Nothing but the data itself, reproduced exactly, is the expected answer.

##########

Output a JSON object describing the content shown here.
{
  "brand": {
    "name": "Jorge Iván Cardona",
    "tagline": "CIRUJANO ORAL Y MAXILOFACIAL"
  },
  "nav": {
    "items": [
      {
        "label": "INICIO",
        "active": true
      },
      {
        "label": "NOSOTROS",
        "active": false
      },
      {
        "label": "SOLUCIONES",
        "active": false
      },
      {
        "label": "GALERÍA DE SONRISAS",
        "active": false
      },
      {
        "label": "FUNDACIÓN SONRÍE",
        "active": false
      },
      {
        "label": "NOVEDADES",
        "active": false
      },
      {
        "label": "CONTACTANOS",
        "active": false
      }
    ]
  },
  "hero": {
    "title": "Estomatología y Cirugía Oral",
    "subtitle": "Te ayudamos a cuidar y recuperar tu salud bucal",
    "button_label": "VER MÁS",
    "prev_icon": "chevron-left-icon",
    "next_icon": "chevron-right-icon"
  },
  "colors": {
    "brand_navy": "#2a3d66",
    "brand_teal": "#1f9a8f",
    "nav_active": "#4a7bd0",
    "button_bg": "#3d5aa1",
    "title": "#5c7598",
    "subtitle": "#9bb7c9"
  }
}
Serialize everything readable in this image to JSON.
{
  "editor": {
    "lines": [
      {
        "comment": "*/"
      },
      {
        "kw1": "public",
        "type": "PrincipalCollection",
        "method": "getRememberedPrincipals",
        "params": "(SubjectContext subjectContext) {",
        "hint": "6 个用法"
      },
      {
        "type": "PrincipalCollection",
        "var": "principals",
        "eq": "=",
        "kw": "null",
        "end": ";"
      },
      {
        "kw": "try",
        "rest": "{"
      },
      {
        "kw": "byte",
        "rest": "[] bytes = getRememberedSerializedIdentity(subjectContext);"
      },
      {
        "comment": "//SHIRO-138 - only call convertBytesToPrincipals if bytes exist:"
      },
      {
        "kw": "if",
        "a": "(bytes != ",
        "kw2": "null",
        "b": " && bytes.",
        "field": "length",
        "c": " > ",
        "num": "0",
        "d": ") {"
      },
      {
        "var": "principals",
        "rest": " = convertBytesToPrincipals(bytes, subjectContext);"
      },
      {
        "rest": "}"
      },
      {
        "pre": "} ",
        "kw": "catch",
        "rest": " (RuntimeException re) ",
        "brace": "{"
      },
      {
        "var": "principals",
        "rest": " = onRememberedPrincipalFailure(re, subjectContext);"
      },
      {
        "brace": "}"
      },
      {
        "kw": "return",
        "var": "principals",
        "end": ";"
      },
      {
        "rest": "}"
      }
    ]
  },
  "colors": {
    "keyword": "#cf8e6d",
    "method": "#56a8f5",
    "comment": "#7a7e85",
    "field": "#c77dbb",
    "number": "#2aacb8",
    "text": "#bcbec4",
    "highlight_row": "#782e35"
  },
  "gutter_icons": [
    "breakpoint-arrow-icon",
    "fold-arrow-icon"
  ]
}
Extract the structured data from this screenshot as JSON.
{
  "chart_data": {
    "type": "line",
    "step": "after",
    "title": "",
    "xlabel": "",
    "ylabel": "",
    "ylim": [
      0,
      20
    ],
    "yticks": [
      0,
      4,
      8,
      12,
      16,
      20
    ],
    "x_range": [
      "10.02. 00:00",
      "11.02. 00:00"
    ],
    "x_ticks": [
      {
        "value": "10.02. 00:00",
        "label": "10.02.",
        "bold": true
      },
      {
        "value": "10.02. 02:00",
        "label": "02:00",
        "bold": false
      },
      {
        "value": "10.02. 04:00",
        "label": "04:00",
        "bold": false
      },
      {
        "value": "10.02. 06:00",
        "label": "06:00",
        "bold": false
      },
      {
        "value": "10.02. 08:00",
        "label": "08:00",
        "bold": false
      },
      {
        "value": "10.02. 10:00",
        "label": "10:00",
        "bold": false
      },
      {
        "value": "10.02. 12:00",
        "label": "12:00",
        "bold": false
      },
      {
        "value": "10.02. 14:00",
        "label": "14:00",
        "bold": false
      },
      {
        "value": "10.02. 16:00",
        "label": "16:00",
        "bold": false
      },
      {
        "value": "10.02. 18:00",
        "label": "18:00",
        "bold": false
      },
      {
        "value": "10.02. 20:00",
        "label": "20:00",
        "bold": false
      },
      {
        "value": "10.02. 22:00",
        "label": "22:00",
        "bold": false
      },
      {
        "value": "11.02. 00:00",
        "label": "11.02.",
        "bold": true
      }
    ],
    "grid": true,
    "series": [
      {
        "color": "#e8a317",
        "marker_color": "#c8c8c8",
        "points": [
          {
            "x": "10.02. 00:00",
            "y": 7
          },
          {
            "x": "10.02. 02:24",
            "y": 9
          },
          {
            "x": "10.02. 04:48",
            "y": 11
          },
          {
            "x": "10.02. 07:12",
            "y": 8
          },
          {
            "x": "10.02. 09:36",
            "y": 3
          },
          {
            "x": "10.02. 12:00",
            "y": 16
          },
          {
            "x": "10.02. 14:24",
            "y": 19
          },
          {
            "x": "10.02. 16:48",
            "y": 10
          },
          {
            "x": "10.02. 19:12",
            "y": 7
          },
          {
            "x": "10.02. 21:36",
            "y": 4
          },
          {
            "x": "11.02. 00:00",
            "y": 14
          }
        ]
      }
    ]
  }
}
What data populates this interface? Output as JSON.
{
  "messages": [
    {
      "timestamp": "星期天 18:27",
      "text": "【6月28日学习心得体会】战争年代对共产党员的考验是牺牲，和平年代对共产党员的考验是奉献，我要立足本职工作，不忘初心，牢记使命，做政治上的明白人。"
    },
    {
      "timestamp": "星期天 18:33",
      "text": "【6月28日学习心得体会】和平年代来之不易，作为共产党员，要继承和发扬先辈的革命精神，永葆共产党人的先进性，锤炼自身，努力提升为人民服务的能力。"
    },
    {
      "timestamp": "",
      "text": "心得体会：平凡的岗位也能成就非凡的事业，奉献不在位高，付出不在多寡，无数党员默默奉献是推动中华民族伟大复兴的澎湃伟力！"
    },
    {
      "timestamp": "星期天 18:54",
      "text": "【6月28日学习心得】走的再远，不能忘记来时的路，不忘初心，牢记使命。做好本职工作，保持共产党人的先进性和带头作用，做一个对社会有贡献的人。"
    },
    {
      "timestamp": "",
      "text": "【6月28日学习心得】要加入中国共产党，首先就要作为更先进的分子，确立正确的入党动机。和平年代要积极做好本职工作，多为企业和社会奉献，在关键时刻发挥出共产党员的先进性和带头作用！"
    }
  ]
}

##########

* **EXERCISE RESPONSE**:
Output a JSON object describing the content shown here.
{
  "brand": {
    "name": "Jorge Iván Cardona",
    "tagline": "CIRUJANO ORAL Y MAXILOFACIAL"
  },
  "nav": {
    "items": [
      {
        "label": "INICIO",
        "active": true
      },
      {
        "label": "NOSOTROS",
        "active": false
      },
      {
        "label": "SOLUCIONES",
        "active": false
      },
      {
        "label": "GALERÍA DE SONRISAS",
        "active": false
      },
      {
        "label": "FUNDACIÓN SONRÍE",
        "active": false
      },
      {
        "label": "NOVEDADES",
        "active": false
      },
      {
        "label": "CONTACTANOS",
        "active": false
      }
    ]
  },
  "hero": {
    "title": "Estomatología y Cirugía Oral",
    "subtitle": "Te ayudamos a cuidar y recuperar tu salud bucal",
    "button_label": "VER MÁS",
    "prev_icon": "chevron-left-icon",
    "next_icon": "chevron-right-icon"
  },
  "colors": {
    "brand_navy": "#2a3d66",
    "brand_teal": "#1f9a8f",
    "nav_active": "#4a7bd0",
    "button_bg": "#3d5aa1",
    "title": "#5c7598",
    "subtitle": "#9bb7c9"
  }
}
Serialize everything readable in this image to JSON.
{
  "editor": {
    "lines": [
      {
        "comment": "*/"
      },
      {
        "kw1": "public",
        "type": "PrincipalCollection",
        "method": "getRememberedPrincipals",
        "params": "(SubjectContext subjectContext) {",
        "hint": "6 个用法"
      },
      {
        "type": "PrincipalCollection",
        "var": "principals",
        "eq": "=",
        "kw": "null",
        "end": ";"
      },
      {
        "kw": "try",
        "rest": "{"
      },
      {
        "kw": "byte",
        "rest": "[] bytes = getRememberedSerializedIdentity(subjectContext);"
      },
      {
        "comment": "//SHIRO-138 - only call convertBytesToPrincipals if bytes exist:"
      },
      {
        "kw": "if",
        "a": "(bytes != ",
        "kw2": "null",
        "b": " && bytes.",
        "field": "length",
        "c": " > ",
        "num": "0",
        "d": ") {"
      },
      {
        "var": "principals",
        "rest": " = convertBytesToPrincipals(bytes, subjectContext);"
      },
      {
        "rest": "}"
      },
      {
        "pre": "} ",
        "kw": "catch",
        "rest": " (RuntimeException re) ",
        "brace": "{"
      },
      {
        "var": "principals",
        "rest": " = onRememberedPrincipalFailure(re, subjectContext);"
      },
      {
        "brace": "}"
      },
      {
        "kw": "return",
        "var": "principals",
        "end": ";"
      },
      {
        "rest": "}"
      }
    ]
  },
  "colors": {
    "keyword": "#cf8e6d",
    "method": "#56a8f5",
    "comment": "#7a7e85",
    "field": "#c77dbb",
    "number": "#2aacb8",
    "text": "#bcbec4",
    "highlight_row": "#782e35"
  },
  "gutter_icons": [
    "breakpoint-arrow-icon",
    "fold-arrow-icon"
  ]
}
Extract the structured data from this screenshot as JSON.
{
  "chart_data": {
    "type": "line",
    "step": "after",
    "title": "",
    "xlabel": "",
    "ylabel": "",
    "ylim": [
      0,
      20
    ],
    "yticks": [
      0,
      4,
      8,
      12,
      16,
      20
    ],
    "x_range": [
      "10.02. 00:00",
      "11.02. 00:00"
    ],
    "x_ticks": [
      {
        "value": "10.02. 00:00",
        "label": "10.02.",
        "bold": true
      },
      {
        "value": "10.02. 02:00",
        "label": "02:00",
        "bold": false
      },
      {
        "value": "10.02. 04:00",
        "label": "04:00",
        "bold": false
      },
      {
        "value": "10.02. 06:00",
        "label": "06:00",
        "bold": false
      },
      {
        "value": "10.02. 08:00",
        "label": "08:00",
        "bold": false
      },
      {
        "value": "10.02. 10:00",
        "label": "10:00",
        "bold": false
      },
      {
        "value": "10.02. 12:00",
        "label": "12:00",
        "bold": false
      },
      {
        "value": "10.02. 14:00",
        "label": "14:00",
        "bold": false
      },
      {
        "value": "10.02. 16:00",
        "label": "16:00",
        "bold": false
      },
      {
        "value": "10.02. 18:00",
        "label": "18:00",
        "bold": false
      },
      {
        "value": "10.02. 20:00",
        "label": "20:00",
        "bold": false
      },
      {
        "value": "10.02. 22:00",
        "label": "22:00",
        "bold": false
      },
      {
        "value": "11.02. 00:00",
        "label": "11.02.",
        "bold": true
      }
    ],
    "grid": true,
    "series": [
      {
        "color": "#e8a317",
        "marker_color": "#c8c8c8",
        "points": [
          {
            "x": "10.02. 00:00",
            "y": 7
          },
          {
            "x": "10.02. 02:24",
            "y": 9
          },
          {
            "x": "10.02. 04:48",
            "y": 11
          },
          {
            "x": "10.02. 07:12",
            "y": 8
          },
          {
            "x": "10.02. 09:36",
            "y": 3
          },
          {
            "x": "10.02. 12:00",
            "y": 16
          },
          {
            "x": "10.02. 14:24",
            "y": 19
          },
          {
            "x": "10.02. 16:48",
            "y": 10
          },
          {
            "x": "10.02. 19:12",
            "y": 7
          },
          {
            "x": "10.02. 21:36",
            "y": 4
          },
          {
            "x": "11.02. 00:00",
            "y": 14
          }
        ]
      }
    ]
  }
}
What data populates this interface? Output as JSON.
{
  "messages": [
    {
      "timestamp": "星期天 18:27",
      "text": "【6月28日学习心得体会】战争年代对共产党员的考验是牺牲，和平年代对共产党员的考验是奉献，我要立足本职工作，不忘初心，牢记使命，做政治上的明白人。"
    },
    {
      "timestamp": "星期天 18:33",
      "text": "【6月28日学习心得体会】和平年代来之不易，作为共产党员，要继承和发扬先辈的革命精神，永葆共产党人的先进性，锤炼自身，努力提升为人民服务的能力。"
    },
    {
      "timestamp": "",
      "text": "心得体会：平凡的岗位也能成就非凡的事业，奉献不在位高，付出不在多寡，无数党员默默奉献是推动中华民族伟大复兴的澎湃伟力！"
    },
    {
      "timestamp": "星期天 18:54",
      "text": "【6月28日学习心得】走的再远，不能忘记来时的路，不忘初心，牢记使命。做好本职工作，保持共产党人的先进性和带头作用，做一个对社会有贡献的人。"
    },
    {
      "timestamp": "",
      "text": "【6月28日学习心得】要加入中国共产党，首先就要作为更先进的分子，确立正确的入党动机。和平年代要积极做好本职工作，多为企业和社会奉献，在关键时刻发挥出共产党员的先进性和带头作用！"
    }
  ]
}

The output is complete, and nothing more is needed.